The remains are likely those of people who worked at a plantation through a “convict leasing program” in the late 1800s and early 20th century. Archaeologists estimated the cemetery was used from 1878 to 1910. (To give that some context: The emancipation proclamation was issued in 1863, while the 13th Amendment abolished slavery in 1865).
…The leasing program was a “system in which Southern states leased prisoners to private railways, mines and large plantations,” according to the Equal Justice Initiative. Though states profited from this arrangement, “prisoners earned no pay and faced inhumane, dangerous and often deadly work conditions. Thousands of black people were forced into what authors have termed ‘slavery by another name’ until the 1930s,” the school district continued.
…Between 1885 and 1887, many prisoners worked to build the Capitol building in Austin, while others worked to construct the Texas State Railroad between 1893 and 1909, according to the Texas State Historical Association.
…Out of the 95 burial sites identified thus far, 48 have been exhumed, according to a statement from the school district. All were male but one, archaeologists said.

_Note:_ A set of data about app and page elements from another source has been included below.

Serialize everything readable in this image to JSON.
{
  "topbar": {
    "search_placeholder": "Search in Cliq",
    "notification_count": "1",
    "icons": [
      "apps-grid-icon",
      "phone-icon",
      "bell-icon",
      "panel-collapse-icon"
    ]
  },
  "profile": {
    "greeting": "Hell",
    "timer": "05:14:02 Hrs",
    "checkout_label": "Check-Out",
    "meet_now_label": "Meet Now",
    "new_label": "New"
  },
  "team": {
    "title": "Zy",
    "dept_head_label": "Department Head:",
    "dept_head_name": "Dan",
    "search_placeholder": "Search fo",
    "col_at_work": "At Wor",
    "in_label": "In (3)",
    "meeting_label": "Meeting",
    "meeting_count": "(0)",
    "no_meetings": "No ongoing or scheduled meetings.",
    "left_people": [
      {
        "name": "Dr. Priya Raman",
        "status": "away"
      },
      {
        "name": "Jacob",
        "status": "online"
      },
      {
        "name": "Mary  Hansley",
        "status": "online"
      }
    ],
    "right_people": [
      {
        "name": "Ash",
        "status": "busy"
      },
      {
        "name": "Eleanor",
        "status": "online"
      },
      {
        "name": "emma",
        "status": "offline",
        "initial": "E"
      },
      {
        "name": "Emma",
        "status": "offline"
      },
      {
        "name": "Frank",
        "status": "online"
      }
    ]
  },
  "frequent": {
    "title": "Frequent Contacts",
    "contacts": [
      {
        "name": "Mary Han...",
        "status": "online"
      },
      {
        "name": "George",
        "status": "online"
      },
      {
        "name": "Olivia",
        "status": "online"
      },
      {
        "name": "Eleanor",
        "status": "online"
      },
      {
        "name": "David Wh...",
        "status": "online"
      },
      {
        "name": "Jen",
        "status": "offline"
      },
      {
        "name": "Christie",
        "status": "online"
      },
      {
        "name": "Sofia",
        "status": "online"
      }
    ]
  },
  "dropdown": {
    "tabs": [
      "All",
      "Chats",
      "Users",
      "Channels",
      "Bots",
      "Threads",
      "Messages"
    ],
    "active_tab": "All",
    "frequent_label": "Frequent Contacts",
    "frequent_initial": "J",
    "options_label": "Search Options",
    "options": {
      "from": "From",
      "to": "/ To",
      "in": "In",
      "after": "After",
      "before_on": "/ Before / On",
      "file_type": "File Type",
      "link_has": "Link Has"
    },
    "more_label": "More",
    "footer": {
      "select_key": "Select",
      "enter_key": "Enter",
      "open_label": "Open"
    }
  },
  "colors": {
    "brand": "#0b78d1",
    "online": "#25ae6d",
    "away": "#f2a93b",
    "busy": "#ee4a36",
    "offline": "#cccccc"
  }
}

Their ages ranged from 14 to 70 years old.
In addition to finding the remains, archaeologists also uncovered rusted tools and chains laborers likely wore.